The quintessential university prank comprises two elements: first, the feat should be technically ambitious. In the words of the legendary pranksters at the Massachusetts Institute of Technology (MIT), exemplary stunts require “making possible the improbable.” Since MIT students coaxed a live cow onto the roof of a dorm in 1928, engineering students across the continent have made cars, telephone booths and even full-sized sailboats appear in the most unlikely places.
Second, a good dose of competitiveness—sometimes bordering on vindictiveness—is the hallmark of a quality hoax. A famous example: at the annual Yale-Harvard football game in 2004, Yale students, disguised as the fictional “Harvard pep squad,” distributed white-and-red placards to 1,800 unsuspecting Harvard fans. The fans were told that when they lifted the placards, they would read, “Go Harvard.” They actually spelled, “We suck.”
While the foundation of the pranking tradition can be fairly claimed by American students, Canadian students have begun to challenge their pre-eminence as tricksters.
When the morning light began to filter through thick fog in San Francisco on Feb. 5, 2001, viewers at Vista Point on the north end of the Golden Gate Bridge spotted an unexpected sight: hanging from the bridge, some 10 stories above the water, was a Volkswagen Beetle. The stunt, attributed to anonymous engineering students from the University of British Columbia, caused traffic jams and stopped boats from passing beneath the bridge for hours.
The feat commemorated the 20th anniversary of the first VW Bug prank, when UBC engineers hung a car off Vancouver’s Lions Gate Bridge to celebrate the skills of engineers and tradespeople who build bridges. The tradition recently spread to UBC’s satellite campus in Kelowna, B.C. In February 2010, a giant red fibreglass “E” (for engineering) was hung from a bridge that spans Okanagan Lake.
The bridge escapades are, of course, a variation of the earliest type of prank pioneered at MIT—the elaborate installation. In 2009, a secretive club called the Brute Force Committee, made up of engineers at the University of Toronto, honoured their predecessors by rebuilding a monument—a huge sword in the stone some 12 feet tall—that once stood on campus as a symbol of the faculty of engineering.

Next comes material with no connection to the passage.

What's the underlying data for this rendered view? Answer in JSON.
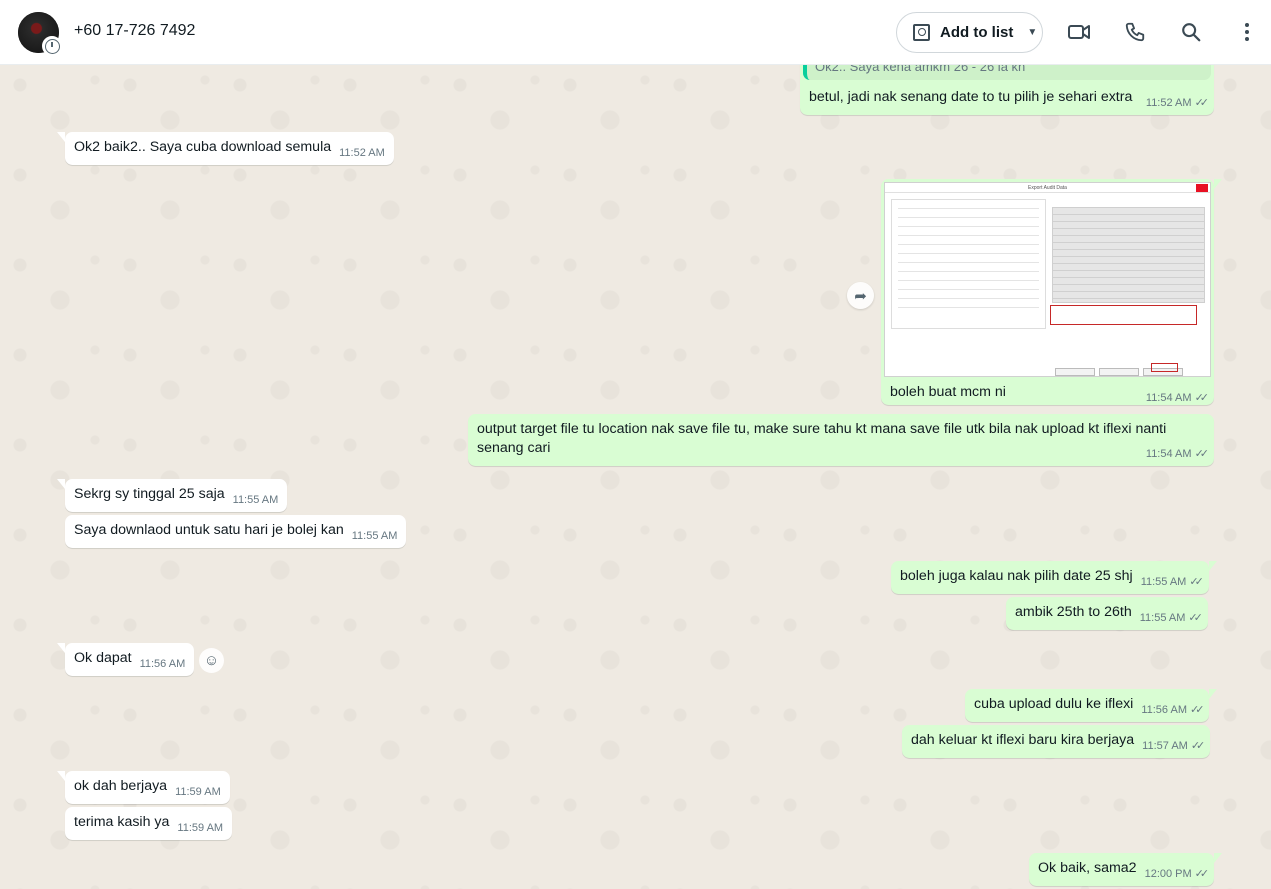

The nocturnal unveiling of the sword, led by a student wearing a black mask and cape embroidered with the committee’s crest, involved lighting the sword on fire.
For all their efforts devoted to making the improbable magically appear, university pranksters are also preoccupied with making objects mysteriously disappear. In 1978, after much planning, a trio of enterprising engineers from UBC broke into the British Columbia legislature in Victoria, entered the assembly chamber, and stole the Speaker’s chair.

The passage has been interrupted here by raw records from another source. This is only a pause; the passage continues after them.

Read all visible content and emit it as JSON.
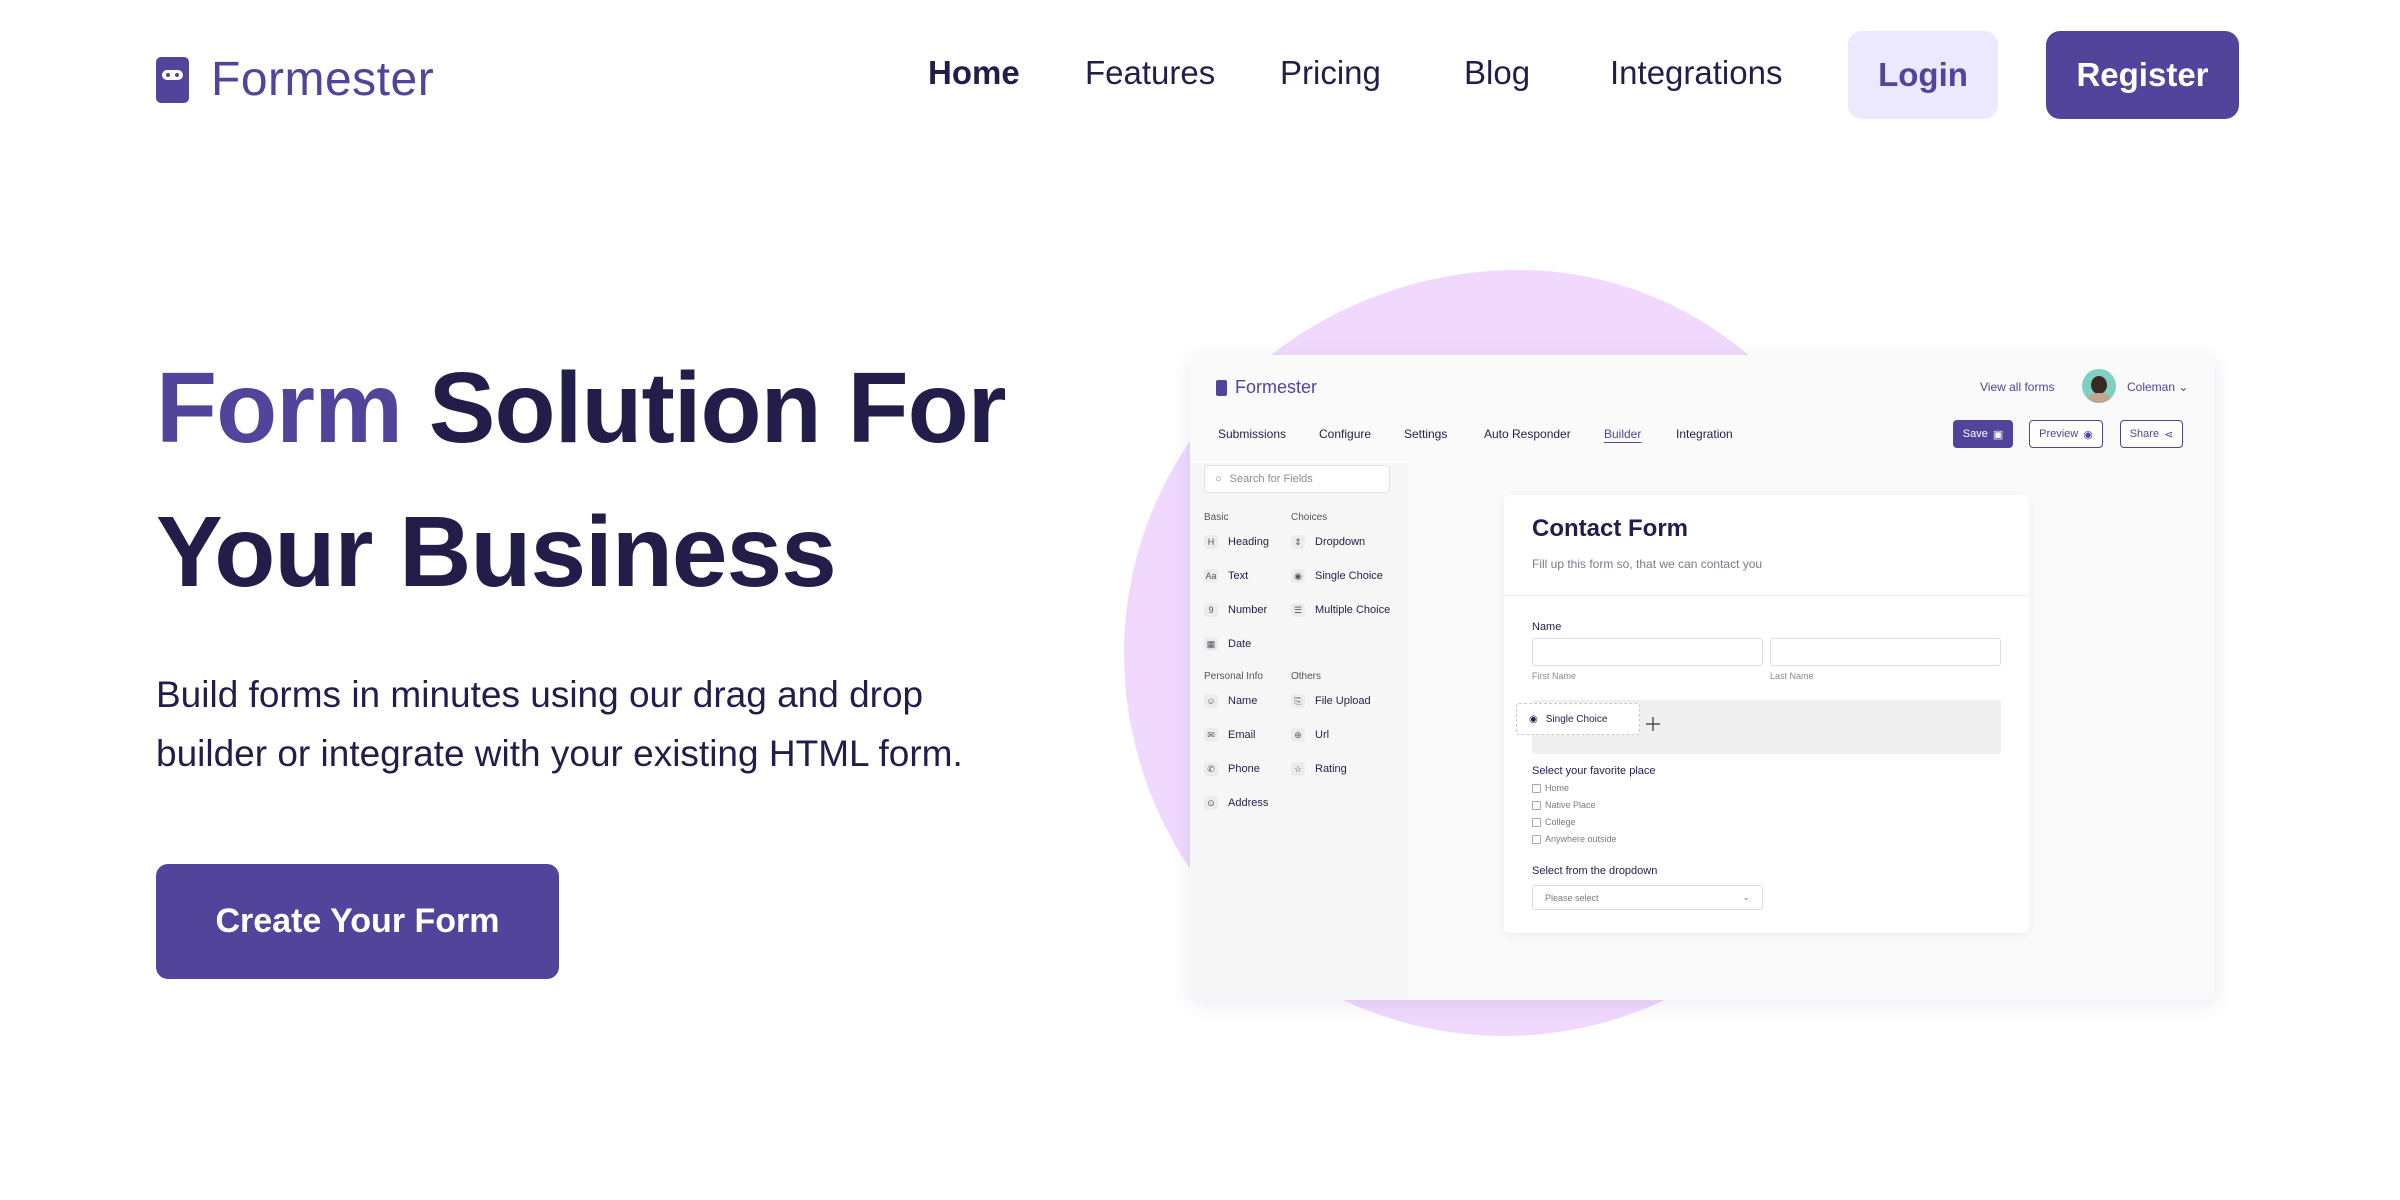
{
  "header": {
    "logo_text": "Formester",
    "nav": [
      "Home",
      "Features",
      "Pricing",
      "Blog",
      "Integrations"
    ],
    "login_label": "Login",
    "register_label": "Register"
  },
  "hero": {
    "title_accent": "Form",
    "title_line1_rest": "Solution For",
    "title_line2": "Your Business",
    "subtitle": "Build forms in minutes using our drag and drop builder or integrate with your existing HTML form.",
    "cta_label": "Create Your Form"
  },
  "app": {
    "logo_text": "Formester",
    "view_all": "View all forms",
    "user_name": "Coleman",
    "tabs": [
      "Submissions",
      "Configure",
      "Settings",
      "Auto Responder",
      "Builder",
      "Integration"
    ],
    "active_tab": "Builder",
    "buttons": {
      "save": "Save",
      "preview": "Preview",
      "share": "Share"
    },
    "search_placeholder": "Search for Fields",
    "groups": {
      "basic": {
        "label": "Basic",
        "items": [
          "Heading",
          "Text",
          "Number",
          "Date"
        ]
      },
      "choices": {
        "label": "Choices",
        "items": [
          "Dropdown",
          "Single Choice",
          "Multiple Choice"
        ]
      },
      "personal": {
        "label": "Personal Info",
        "items": [
          "Name",
          "Email",
          "Phone",
          "Address"
        ]
      },
      "others": {
        "label": "Others",
        "items": [
          "File Upload",
          "Url",
          "Rating"
        ]
      }
    },
    "form": {
      "title": "Contact Form",
      "description": "Fill up this form so, that we can contact you",
      "name_label": "Name",
      "first_name": "First Name",
      "last_name": "Last Name",
      "dragging_item": "Single Choice",
      "place_label": "Select your favorite place",
      "place_options": [
        "Home",
        "Native Place",
        "College",
        "Anywhere outside"
      ],
      "dropdown_label": "Select from the dropdown",
      "dropdown_placeholder": "Please select"
    }
  },
  "colors": {
    "brand": "#51449a",
    "dark": "#231d4a",
    "login_bg": "#ece8fd",
    "blob": "#f0d9fd"
  }
}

Engineering tricksters have not only vented their larcenous urges on inanimate objects. UBC engineers were at various times rumoured to have kidnapped former prime minister Kim Campbell and former Maclean’s columnist Allan Fotheringham.
In 1967, a group of female dorm-mates at Dalhousie University actually nabbed folksinger Gordon Lightfoot, releasing him only after receiving a ransom of canned food for charity.
Hostilities between faculties and universities often enter the equation when pranking. One snowy night in March 2006, members of U of T’s Brute Force Committee stealthily constructed a five-metre-long Trojan Horse in the central square of the McMaster University campus. McMaster’s engineers re-gifted the horse to the University of Guelph, and Guelph returned the favour with a huge fabric griffin, their mascot. McMaster intended to return what they referred to as a “duck” after “toasting” it, but the structure proved flammable.
In recent years, some of the most creative practical jokes haven’t been performed by engineers, but consisted instead of a large group of seemingly unconnected people suddenly congregating to perform an unexpected act: the so-called “flash mob.”
That includes one of 2010’s biggest pranks, which was organized by University of Victoria psychology student Shawn Slavin. Nearly 1,000 people showed up on campus at 7:30 a.m. on a Saturday in September to participate in a giant “lip dub” (a music video of people lip-synching) of Michael Bublé’s Haven’t Met You Yet. UVic gets points for competitiveness, too, as the video was essentially a response to another lip dub recorded by a Spanish university also called “UVic”. Rivalries and displays of engineering genius aside, Slavin’s motivation for coordinating the event speaks to what is perhaps the one commonality underlying all of these pranks: “We wanted to get a whole bunch of people to do something—just for the hell of it.”